The first test can be seen below. I started with the Silent Fan Speed Preset. Both coolers were tested under the same conditions – only two programs were running during these tests. One was the Cinebench R23 benchmarking suite and the other was Asus AI Suite which I used to monitor temperatures.
It is clear from the graph below that the Arctic Freezer cooler kept our CPU at a lower temperature. Although I would have expected the score to increase given the lower temperatures. My only conclusion here would be that the scores are proportional to how hard the CPU would have been working and thus the higher temperatures would generally speaking collate with a higher score, and lower temperatures with a lower score.

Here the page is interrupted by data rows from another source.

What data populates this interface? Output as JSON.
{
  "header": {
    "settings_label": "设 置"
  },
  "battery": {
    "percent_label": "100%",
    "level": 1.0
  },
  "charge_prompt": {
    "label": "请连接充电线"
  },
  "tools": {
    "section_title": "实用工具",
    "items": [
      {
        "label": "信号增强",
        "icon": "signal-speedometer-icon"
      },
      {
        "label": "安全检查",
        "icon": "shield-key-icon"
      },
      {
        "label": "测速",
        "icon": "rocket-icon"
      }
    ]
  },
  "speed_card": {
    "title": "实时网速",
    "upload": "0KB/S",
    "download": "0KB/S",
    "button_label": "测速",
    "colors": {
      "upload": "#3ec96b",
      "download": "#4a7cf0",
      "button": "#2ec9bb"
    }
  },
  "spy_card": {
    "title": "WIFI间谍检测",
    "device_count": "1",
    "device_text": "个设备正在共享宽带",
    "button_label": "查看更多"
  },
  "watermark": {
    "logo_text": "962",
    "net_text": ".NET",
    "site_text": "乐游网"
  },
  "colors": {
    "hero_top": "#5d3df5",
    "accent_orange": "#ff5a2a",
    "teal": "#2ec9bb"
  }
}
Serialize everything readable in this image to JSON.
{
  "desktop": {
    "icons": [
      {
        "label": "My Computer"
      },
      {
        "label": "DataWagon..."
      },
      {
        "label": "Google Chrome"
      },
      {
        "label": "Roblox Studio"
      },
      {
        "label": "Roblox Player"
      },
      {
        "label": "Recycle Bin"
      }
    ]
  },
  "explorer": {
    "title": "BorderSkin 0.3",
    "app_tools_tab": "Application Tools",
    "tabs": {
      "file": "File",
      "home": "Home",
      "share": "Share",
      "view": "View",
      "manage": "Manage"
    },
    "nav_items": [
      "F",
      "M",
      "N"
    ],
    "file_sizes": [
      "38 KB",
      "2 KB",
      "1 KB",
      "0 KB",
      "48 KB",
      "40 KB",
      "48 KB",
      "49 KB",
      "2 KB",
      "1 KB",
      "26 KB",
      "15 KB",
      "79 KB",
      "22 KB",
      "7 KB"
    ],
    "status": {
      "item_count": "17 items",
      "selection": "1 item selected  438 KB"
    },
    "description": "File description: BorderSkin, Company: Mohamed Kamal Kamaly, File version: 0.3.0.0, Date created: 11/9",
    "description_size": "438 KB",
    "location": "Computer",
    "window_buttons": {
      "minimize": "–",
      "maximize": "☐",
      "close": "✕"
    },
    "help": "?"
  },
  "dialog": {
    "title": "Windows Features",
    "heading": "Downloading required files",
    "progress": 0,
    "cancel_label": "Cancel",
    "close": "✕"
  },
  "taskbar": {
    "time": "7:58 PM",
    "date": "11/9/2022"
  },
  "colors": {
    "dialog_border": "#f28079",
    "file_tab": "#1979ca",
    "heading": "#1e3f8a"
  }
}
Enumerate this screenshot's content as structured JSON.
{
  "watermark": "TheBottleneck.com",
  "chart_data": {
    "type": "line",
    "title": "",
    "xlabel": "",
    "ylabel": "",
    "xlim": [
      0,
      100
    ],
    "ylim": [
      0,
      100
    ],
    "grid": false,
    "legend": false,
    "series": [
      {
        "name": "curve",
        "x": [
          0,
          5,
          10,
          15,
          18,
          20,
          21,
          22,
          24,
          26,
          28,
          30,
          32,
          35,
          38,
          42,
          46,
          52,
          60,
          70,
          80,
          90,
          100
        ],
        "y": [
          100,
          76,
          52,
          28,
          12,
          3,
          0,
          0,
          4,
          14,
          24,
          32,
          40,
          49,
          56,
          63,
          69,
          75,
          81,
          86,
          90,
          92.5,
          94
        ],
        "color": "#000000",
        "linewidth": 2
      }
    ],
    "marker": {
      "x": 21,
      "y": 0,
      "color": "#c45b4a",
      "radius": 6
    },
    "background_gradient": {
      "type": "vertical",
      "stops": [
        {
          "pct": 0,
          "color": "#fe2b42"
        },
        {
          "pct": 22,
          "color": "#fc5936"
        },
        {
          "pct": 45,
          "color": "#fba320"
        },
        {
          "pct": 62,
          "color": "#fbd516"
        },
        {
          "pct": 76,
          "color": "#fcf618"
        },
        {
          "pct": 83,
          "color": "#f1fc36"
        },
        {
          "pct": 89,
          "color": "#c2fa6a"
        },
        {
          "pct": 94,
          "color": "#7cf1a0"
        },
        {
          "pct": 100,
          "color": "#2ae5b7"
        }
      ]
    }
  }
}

The results from this test I believe to be either inconclusive and most likely unimportant anyway, as generally speaking we’re more concerned with how much performance we can squeeze out of our CPU when utilising our coolers to their limits.
Standard Fan Speed Preset Multi Core

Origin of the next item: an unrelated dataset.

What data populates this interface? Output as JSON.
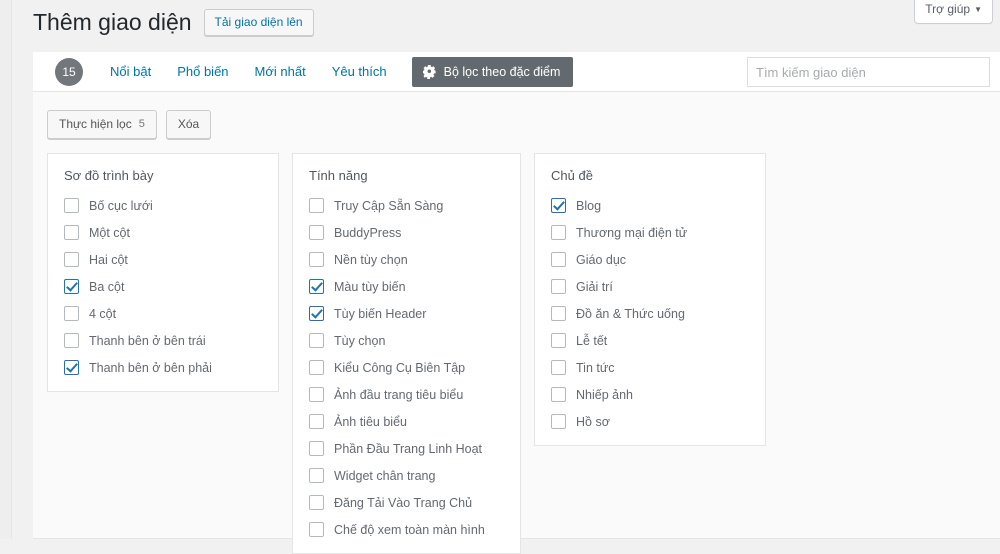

Next we can see the results from running the same benchmarking suite with the Standard Fan Speed Preset selected. These results appear o be more inline with my expectations, the Arctic Freezer cooler appears to be out performing the stock AMD cooler, keeping temperatures a whooping 6 degrees cooler, while also achieving a better score than the AMD cooler run.
I should note however, that the difference in score is just within the 1% error region meaning that these scores may well be consider to be the same when taking into account a 1% margin of error. Although even while achieving the same score, the Arctic cooler temperatures were noticeably cooler. This is a clear win for the Arctic Freezer cooler.
Full Fan Speed Multi Core
It is at full fan speed where we see the most difference between the two coolers. This is where the increased surface area, extra fan, more conductive materials, and more appropriate exhaust direction start to show their benefits.
We can see an even bigger improvement in multi core benchmark scores while also dropping temperatures by another degree. Whereas the AMD stock cooler has more or less stagnated in terms of performance.
Single Core Benchmark Results
For those of you interested you can view the Single Core test results in the gallery below. I do not think these are worth analysing as they are not using all cores and I’m only interested in testing these coolers under real working/gameplay conditions.
Silent Fan Speed Preset at Idle
At the silent fan preset while idling the Arctic Freezer vastly out performs the AMD stock cooler, I would assume this is due to the greater surface area and extra fan, which means that it will have more cooling action with a similar air flow.
Standard Fan Speed Preset at Idle
At the standard fan preset the AMD stock cooler surprisingly holds it’s own when compared to the Arctic Freezer. They are neck and neck in terms of CPU and Motherboard temperatures but the Arctic Freezer takes it in terms of the CPU Package temperatures, which is what we’re most interested in.
Full Fan Speed at Idle
Finally, when observing temperatures at idle with full fan speed the Arctic Freezer sets a frosty example for the AMD stock cooler, but the stock cooler just can’t compete. Although the motherboard temperature is higher for the Arctic cooler, this could be due to the fact that the cooler could be displacing a lot of the CPU heat to other areas of the case which could cause the general case temperature to rise but keeping the CPU temperatures low. However, this is only speculation.
The most important piece of information here is that the Arctic Freezer is keeping the CPU package a whooping 6 degrees cooler.
In conclusion, generally speaking I think the data indicates a win for the Arctic Freezer 34 eSports Duo. The results weren’t as black and white as I was expecting, with the Arctic Freezer out performing the AMD Wraith Stealth with marginal differences in some areas and fantastic differences in other areas.
I do think given the small price of the Arctic Freezer it is well worth the investment. Additionally, the case in which the system is situated focuses mainly on aesthetics rather than function – I would suspect the differences in performance and temperature to only increase when test on an open air test bench or being used within a case with better airflow.
All in all, the Arctic Freezer 34 eSports Duo is a good buy in my experience.